### Task goal
Anywhere the string "value" shows up in the listing below, copy the line it is in.

### Materials provided
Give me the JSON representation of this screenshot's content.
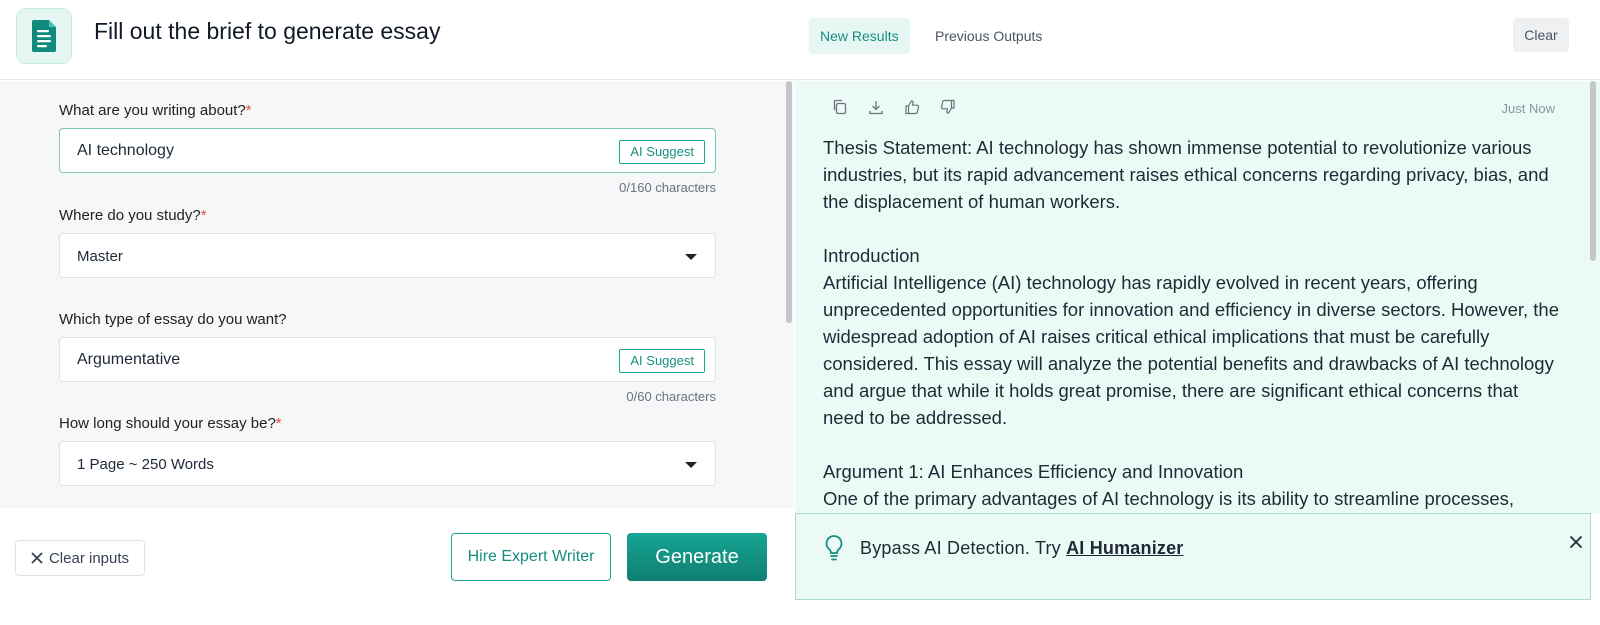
{
  "header": {
    "title": "Fill out the brief to generate essay",
    "logo_icon": "document-icon",
    "accent_color": "#158f80"
  },
  "form": {
    "topic": {
      "label": "What are you writing about?",
      "required_mark": "*",
      "value": "AI technology",
      "suggest_label": "AI Suggest",
      "char_count": "0/160 characters"
    },
    "study": {
      "label": "Where do you study?",
      "required_mark": "*",
      "value": "Master"
    },
    "essay_type": {
      "label": "Which type of essay do you want?",
      "value": "Argumentative",
      "suggest_label": "AI Suggest",
      "char_count": "0/60 characters"
    },
    "length": {
      "label": "How long should your essay be?",
      "required_mark": "*",
      "value": "1 Page ~ 250 Words"
    }
  },
  "footer": {
    "clear_inputs_label": "Clear inputs",
    "hire_label": "Hire Expert Writer",
    "generate_label": "Generate"
  },
  "results": {
    "tabs": [
      {
        "label": "New Results",
        "active": true
      },
      {
        "label": "Previous Outputs",
        "active": false
      }
    ],
    "clear_label": "Clear",
    "action_icons": [
      "copy-icon",
      "download-icon",
      "thumbs-up-icon",
      "thumbs-down-icon"
    ],
    "timestamp": "Just Now",
    "essay": {
      "thesis": "Thesis Statement: AI technology has shown immense potential to revolutionize various industries, but its rapid advancement raises ethical concerns regarding privacy, bias, and the displacement of human workers.",
      "intro_heading": "Introduction",
      "intro_body": "Artificial Intelligence (AI) technology has rapidly evolved in recent years, offering unprecedented opportunities for innovation and efficiency in diverse sectors. However, the widespread adoption of AI raises critical ethical implications that must be carefully considered. This essay will analyze the potential benefits and drawbacks of AI technology and argue that while it holds great promise, there are significant ethical concerns that need to be addressed.",
      "arg1_heading": "Argument 1: AI Enhances Efficiency and Innovation",
      "arg1_body": "One of the primary advantages of AI technology is its ability to streamline processes,"
    }
  },
  "banner": {
    "text": "Bypass AI Detection. Try ",
    "link_label": "AI Humanizer"
  }
}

### Reply
      "value": "AI technology",
      "value": "Master"
      "value": "Argumentative",
      "value": "1 Page ~ 250 Words"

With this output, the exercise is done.